#### What you should do
All records, exactly as written, minus the pictures: copy them out.
═══ Provided records
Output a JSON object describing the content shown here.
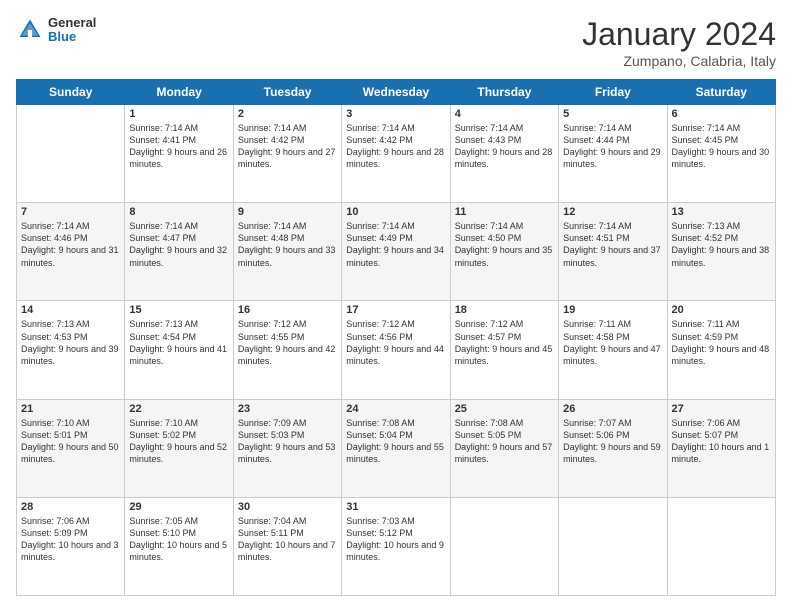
{
  "header": {
    "logo": {
      "part1": "General",
      "part2": "Blue"
    },
    "title": "January 2024",
    "location": "Zumpano, Calabria, Italy"
  },
  "weekdays": [
    "Sunday",
    "Monday",
    "Tuesday",
    "Wednesday",
    "Thursday",
    "Friday",
    "Saturday"
  ],
  "weeks": [
    [
      {
        "day": "",
        "sunrise": "",
        "sunset": "",
        "daylight": ""
      },
      {
        "day": "1",
        "sunrise": "Sunrise: 7:14 AM",
        "sunset": "Sunset: 4:41 PM",
        "daylight": "Daylight: 9 hours and 26 minutes."
      },
      {
        "day": "2",
        "sunrise": "Sunrise: 7:14 AM",
        "sunset": "Sunset: 4:42 PM",
        "daylight": "Daylight: 9 hours and 27 minutes."
      },
      {
        "day": "3",
        "sunrise": "Sunrise: 7:14 AM",
        "sunset": "Sunset: 4:42 PM",
        "daylight": "Daylight: 9 hours and 28 minutes."
      },
      {
        "day": "4",
        "sunrise": "Sunrise: 7:14 AM",
        "sunset": "Sunset: 4:43 PM",
        "daylight": "Daylight: 9 hours and 28 minutes."
      },
      {
        "day": "5",
        "sunrise": "Sunrise: 7:14 AM",
        "sunset": "Sunset: 4:44 PM",
        "daylight": "Daylight: 9 hours and 29 minutes."
      },
      {
        "day": "6",
        "sunrise": "Sunrise: 7:14 AM",
        "sunset": "Sunset: 4:45 PM",
        "daylight": "Daylight: 9 hours and 30 minutes."
      }
    ],
    [
      {
        "day": "7",
        "sunrise": "Sunrise: 7:14 AM",
        "sunset": "Sunset: 4:46 PM",
        "daylight": "Daylight: 9 hours and 31 minutes."
      },
      {
        "day": "8",
        "sunrise": "Sunrise: 7:14 AM",
        "sunset": "Sunset: 4:47 PM",
        "daylight": "Daylight: 9 hours and 32 minutes."
      },
      {
        "day": "9",
        "sunrise": "Sunrise: 7:14 AM",
        "sunset": "Sunset: 4:48 PM",
        "daylight": "Daylight: 9 hours and 33 minutes."
      },
      {
        "day": "10",
        "sunrise": "Sunrise: 7:14 AM",
        "sunset": "Sunset: 4:49 PM",
        "daylight": "Daylight: 9 hours and 34 minutes."
      },
      {
        "day": "11",
        "sunrise": "Sunrise: 7:14 AM",
        "sunset": "Sunset: 4:50 PM",
        "daylight": "Daylight: 9 hours and 35 minutes."
      },
      {
        "day": "12",
        "sunrise": "Sunrise: 7:14 AM",
        "sunset": "Sunset: 4:51 PM",
        "daylight": "Daylight: 9 hours and 37 minutes."
      },
      {
        "day": "13",
        "sunrise": "Sunrise: 7:13 AM",
        "sunset": "Sunset: 4:52 PM",
        "daylight": "Daylight: 9 hours and 38 minutes."
      }
    ],
    [
      {
        "day": "14",
        "sunrise": "Sunrise: 7:13 AM",
        "sunset": "Sunset: 4:53 PM",
        "daylight": "Daylight: 9 hours and 39 minutes."
      },
      {
        "day": "15",
        "sunrise": "Sunrise: 7:13 AM",
        "sunset": "Sunset: 4:54 PM",
        "daylight": "Daylight: 9 hours and 41 minutes."
      },
      {
        "day": "16",
        "sunrise": "Sunrise: 7:12 AM",
        "sunset": "Sunset: 4:55 PM",
        "daylight": "Daylight: 9 hours and 42 minutes."
      },
      {
        "day": "17",
        "sunrise": "Sunrise: 7:12 AM",
        "sunset": "Sunset: 4:56 PM",
        "daylight": "Daylight: 9 hours and 44 minutes."
      },
      {
        "day": "18",
        "sunrise": "Sunrise: 7:12 AM",
        "sunset": "Sunset: 4:57 PM",
        "daylight": "Daylight: 9 hours and 45 minutes."
      },
      {
        "day": "19",
        "sunrise": "Sunrise: 7:11 AM",
        "sunset": "Sunset: 4:58 PM",
        "daylight": "Daylight: 9 hours and 47 minutes."
      },
      {
        "day": "20",
        "sunrise": "Sunrise: 7:11 AM",
        "sunset": "Sunset: 4:59 PM",
        "daylight": "Daylight: 9 hours and 48 minutes."
      }
    ],
    [
      {
        "day": "21",
        "sunrise": "Sunrise: 7:10 AM",
        "sunset": "Sunset: 5:01 PM",
        "daylight": "Daylight: 9 hours and 50 minutes."
      },
      {
        "day": "22",
        "sunrise": "Sunrise: 7:10 AM",
        "sunset": "Sunset: 5:02 PM",
        "daylight": "Daylight: 9 hours and 52 minutes."
      },
      {
        "day": "23",
        "sunrise": "Sunrise: 7:09 AM",
        "sunset": "Sunset: 5:03 PM",
        "daylight": "Daylight: 9 hours and 53 minutes."
      },
      {
        "day": "24",
        "sunrise": "Sunrise: 7:08 AM",
        "sunset": "Sunset: 5:04 PM",
        "daylight": "Daylight: 9 hours and 55 minutes."
      },
      {
        "day": "25",
        "sunrise": "Sunrise: 7:08 AM",
        "sunset": "Sunset: 5:05 PM",
        "daylight": "Daylight: 9 hours and 57 minutes."
      },
      {
        "day": "26",
        "sunrise": "Sunrise: 7:07 AM",
        "sunset": "Sunset: 5:06 PM",
        "daylight": "Daylight: 9 hours and 59 minutes."
      },
      {
        "day": "27",
        "sunrise": "Sunrise: 7:06 AM",
        "sunset": "Sunset: 5:07 PM",
        "daylight": "Daylight: 10 hours and 1 minute."
      }
    ],
    [
      {
        "day": "28",
        "sunrise": "Sunrise: 7:06 AM",
        "sunset": "Sunset: 5:09 PM",
        "daylight": "Daylight: 10 hours and 3 minutes."
      },
      {
        "day": "29",
        "sunrise": "Sunrise: 7:05 AM",
        "sunset": "Sunset: 5:10 PM",
        "daylight": "Daylight: 10 hours and 5 minutes."
      },
      {
        "day": "30",
        "sunrise": "Sunrise: 7:04 AM",
        "sunset": "Sunset: 5:11 PM",
        "daylight": "Daylight: 10 hours and 7 minutes."
      },
      {
        "day": "31",
        "sunrise": "Sunrise: 7:03 AM",
        "sunset": "Sunset: 5:12 PM",
        "daylight": "Daylight: 10 hours and 9 minutes."
      },
      {
        "day": "",
        "sunrise": "",
        "sunset": "",
        "daylight": ""
      },
      {
        "day": "",
        "sunrise": "",
        "sunset": "",
        "daylight": ""
      },
      {
        "day": "",
        "sunrise": "",
        "sunset": "",
        "daylight": ""
      }
    ]
  ]
}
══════
#### Output of the task
Output a JSON object describing the content shown here.
{
  "header": {
    "logo": {
      "part1": "General",
      "part2": "Blue"
    },
    "title": "January 2024",
    "location": "Zumpano, Calabria, Italy"
  },
  "weekdays": [
    "Sunday",
    "Monday",
    "Tuesday",
    "Wednesday",
    "Thursday",
    "Friday",
    "Saturday"
  ],
  "weeks": [
    [
      {
        "day": "",
        "sunrise": "",
        "sunset": "",
        "daylight": ""
      },
      {
        "day": "1",
        "sunrise": "Sunrise: 7:14 AM",
        "sunset": "Sunset: 4:41 PM",
        "daylight": "Daylight: 9 hours and 26 minutes."
      },
      {
        "day": "2",
        "sunrise": "Sunrise: 7:14 AM",
        "sunset": "Sunset: 4:42 PM",
        "daylight": "Daylight: 9 hours and 27 minutes."
      },
      {
        "day": "3",
        "sunrise": "Sunrise: 7:14 AM",
        "sunset": "Sunset: 4:42 PM",
        "daylight": "Daylight: 9 hours and 28 minutes."
      },
      {
        "day": "4",
        "sunrise": "Sunrise: 7:14 AM",
        "sunset": "Sunset: 4:43 PM",
        "daylight": "Daylight: 9 hours and 28 minutes."
      },
      {
        "day": "5",
        "sunrise": "Sunrise: 7:14 AM",
        "sunset": "Sunset: 4:44 PM",
        "daylight": "Daylight: 9 hours and 29 minutes."
      },
      {
        "day": "6",
        "sunrise": "Sunrise: 7:14 AM",
        "sunset": "Sunset: 4:45 PM",
        "daylight": "Daylight: 9 hours and 30 minutes."
      }
    ],
    [
      {
        "day": "7",
        "sunrise": "Sunrise: 7:14 AM",
        "sunset": "Sunset: 4:46 PM",
        "daylight": "Daylight: 9 hours and 31 minutes."
      },
      {
        "day": "8",
        "sunrise": "Sunrise: 7:14 AM",
        "sunset": "Sunset: 4:47 PM",
        "daylight": "Daylight: 9 hours and 32 minutes."
      },
      {
        "day": "9",
        "sunrise": "Sunrise: 7:14 AM",
        "sunset": "Sunset: 4:48 PM",
        "daylight": "Daylight: 9 hours and 33 minutes."
      },
      {
        "day": "10",
        "sunrise": "Sunrise: 7:14 AM",
        "sunset": "Sunset: 4:49 PM",
        "daylight": "Daylight: 9 hours and 34 minutes."
      },
      {
        "day": "11",
        "sunrise": "Sunrise: 7:14 AM",
        "sunset": "Sunset: 4:50 PM",
        "daylight": "Daylight: 9 hours and 35 minutes."
      },
      {
        "day": "12",
        "sunrise": "Sunrise: 7:14 AM",
        "sunset": "Sunset: 4:51 PM",
        "daylight": "Daylight: 9 hours and 37 minutes."
      },
      {
        "day": "13",
        "sunrise": "Sunrise: 7:13 AM",
        "sunset": "Sunset: 4:52 PM",
        "daylight": "Daylight: 9 hours and 38 minutes."
      }
    ],
    [
      {
        "day": "14",
        "sunrise": "Sunrise: 7:13 AM",
        "sunset": "Sunset: 4:53 PM",
        "daylight": "Daylight: 9 hours and 39 minutes."
      },
      {
        "day": "15",
        "sunrise": "Sunrise: 7:13 AM",
        "sunset": "Sunset: 4:54 PM",
        "daylight": "Daylight: 9 hours and 41 minutes."
      },
      {
        "day": "16",
        "sunrise": "Sunrise: 7:12 AM",
        "sunset": "Sunset: 4:55 PM",
        "daylight": "Daylight: 9 hours and 42 minutes."
      },
      {
        "day": "17",
        "sunrise": "Sunrise: 7:12 AM",
        "sunset": "Sunset: 4:56 PM",
        "daylight": "Daylight: 9 hours and 44 minutes."
      },
      {
        "day": "18",
        "sunrise": "Sunrise: 7:12 AM",
        "sunset": "Sunset: 4:57 PM",
        "daylight": "Daylight: 9 hours and 45 minutes."
      },
      {
        "day": "19",
        "sunrise": "Sunrise: 7:11 AM",
        "sunset": "Sunset: 4:58 PM",
        "daylight": "Daylight: 9 hours and 47 minutes."
      },
      {
        "day": "20",
        "sunrise": "Sunrise: 7:11 AM",
        "sunset": "Sunset: 4:59 PM",
        "daylight": "Daylight: 9 hours and 48 minutes."
      }
    ],
    [
      {
        "day": "21",
        "sunrise": "Sunrise: 7:10 AM",
        "sunset": "Sunset: 5:01 PM",
        "daylight": "Daylight: 9 hours and 50 minutes."
      },
      {
        "day": "22",
        "sunrise": "Sunrise: 7:10 AM",
        "sunset": "Sunset: 5:02 PM",
        "daylight": "Daylight: 9 hours and 52 minutes."
      },
      {
        "day": "23",
        "sunrise": "Sunrise: 7:09 AM",
        "sunset": "Sunset: 5:03 PM",
        "daylight": "Daylight: 9 hours and 53 minutes."
      },
      {
        "day": "24",
        "sunrise": "Sunrise: 7:08 AM",
        "sunset": "Sunset: 5:04 PM",
        "daylight": "Daylight: 9 hours and 55 minutes."
      },
      {
        "day": "25",
        "sunrise": "Sunrise: 7:08 AM",
        "sunset": "Sunset: 5:05 PM",
        "daylight": "Daylight: 9 hours and 57 minutes."
      },
      {
        "day": "26",
        "sunrise": "Sunrise: 7:07 AM",
        "sunset": "Sunset: 5:06 PM",
        "daylight": "Daylight: 9 hours and 59 minutes."
      },
      {
        "day": "27",
        "sunrise": "Sunrise: 7:06 AM",
        "sunset": "Sunset: 5:07 PM",
        "daylight": "Daylight: 10 hours and 1 minute."
      }
    ],
    [
      {
        "day": "28",
        "sunrise": "Sunrise: 7:06 AM",
        "sunset": "Sunset: 5:09 PM",
        "daylight": "Daylight: 10 hours and 3 minutes."
      },
      {
        "day": "29",
        "sunrise": "Sunrise: 7:05 AM",
        "sunset": "Sunset: 5:10 PM",
        "daylight": "Daylight: 10 hours and 5 minutes."
      },
      {
        "day": "30",
        "sunrise": "Sunrise: 7:04 AM",
        "sunset": "Sunset: 5:11 PM",
        "daylight": "Daylight: 10 hours and 7 minutes."
      },
      {
        "day": "31",
        "sunrise": "Sunrise: 7:03 AM",
        "sunset": "Sunset: 5:12 PM",
        "daylight": "Daylight: 10 hours and 9 minutes."
      },
      {
        "day": "",
        "sunrise": "",
        "sunset": "",
        "daylight": ""
      },
      {
        "day": "",
        "sunrise": "",
        "sunset": "",
        "daylight": ""
      },
      {
        "day": "",
        "sunrise": "",
        "sunset": "",
        "daylight": ""
      }
    ]
  ]
}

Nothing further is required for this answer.